As an Amazon Associate, I earn from qualifying purchases of items marked “affiliate link” below.
I hope your interest in now piqued for this oft-forgotten piece of history! Check out these resources to learn more.
The War and Aftermath
The American World War I Museum has put together a Google Arts & Culture Exhibit on the African American Experience in the war. There are plenty of photos and some stories. They also need help identifying all of the soldiers in the images, if you recognize anyone from your family!
You can read more about the Red Summer in these articles here and here. To go deeper, check out the book Red Summer: The Summer of 1919 and the Awakening of Black America [affiliate link] by Cameron McWhirter.
The African American Experience in Paris
While the post-WWII years are fairly well documented, there are fewer options for the Interwar period. However, there are several books on the topic ranging from general history to specific experiences:
- Paris Noir: African Americans in the City of Light [affiliate link] by Tyler Stovall. A general history, leading up to and including the Interwar period and beyond. The first chapter is excerpted here.
- Harlem in Montmartre: A Paris Jazz Story Between the Great Wars [affiliate link] by William A. Shack. An academic book focused on the music and musicians of the period. It inspired a PBS Great Performances episode as well (that is unfortunately not available in full anywhere. You can find pieces of it here and there by googling, including this excerpt).

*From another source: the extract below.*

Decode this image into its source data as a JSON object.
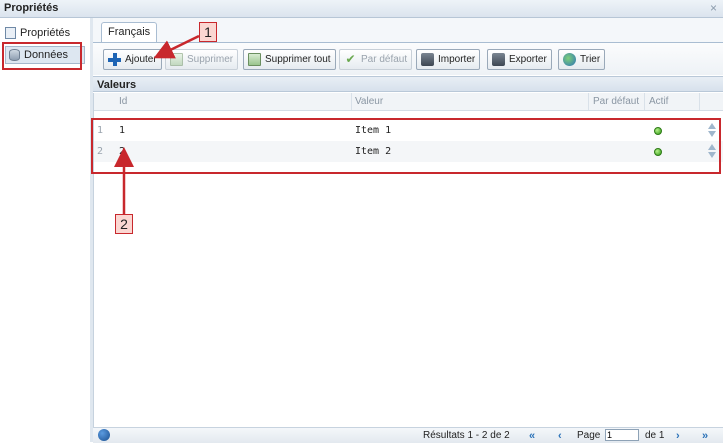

- Bricktop’s Paris: African American Women in Paris between the Two World Wars [affiliate link] by T. Denean Sharpley-Whiting. An exploration of mostly African American female artists and entertainers at the time.
For a more visual experience, the award-winning documentary Paris Noir: African Americans in the City of Light (it does not seem to be related to the book) is available to rent or buy here.
Thank you for coming along on this transatlantic journey!
In Part Two, we look further at the genealogical resources available for this time period.
Do you have any family that went to France between the Wars? And would you leave your home country for better treatment and opportunity or stick it out at home? Let me know below!
Cover Photo: RMS Mauritania. From Monovisions Black & White Photography Magazine.
Soldiers of 369th: “Colored Troops – New York’s Colored Regiment Returns Home on Stockholm”. From the National Archives, Identifier: 26431282 Public Domain.
RMS Olympic Brochure: ” White Star Line brochure highlighting the amenities of the new “tourist third cabin” accommodations, 1920s” From the Smithsonian Online Exhibit “On the Water” Part 5, Ocean Crossings 1870-1969. Public Domain.
Josephine in Uniform: Pinterest PIN 272890058659413750. Joséphine Baker in the uniform of the female auxiliaries of the French Air Force. London, 1945.
*Sources For Pricing:
Pricing found in news articles: “Ocean Travel Costs More” in The Indianapolis News, July 12, 1920 (on Hoosier State Chronicles). “Third Cabin Fares Are Increase by $5” New York Times Nov. 27, 1927. “Travel Club Protests Tourist Ticket Rise” New York Times Feb. 13, 1928. NYT articles available on ProQuest.
Conversion costs found on Measuring Worth.com, using the Real Price-Commodity calculation: Samuel H. Williamson, “Seven Ways to Compute the Relative Value of a U.S. Dollar Amount, 1790 to present,” MeasuringWorth, 2021.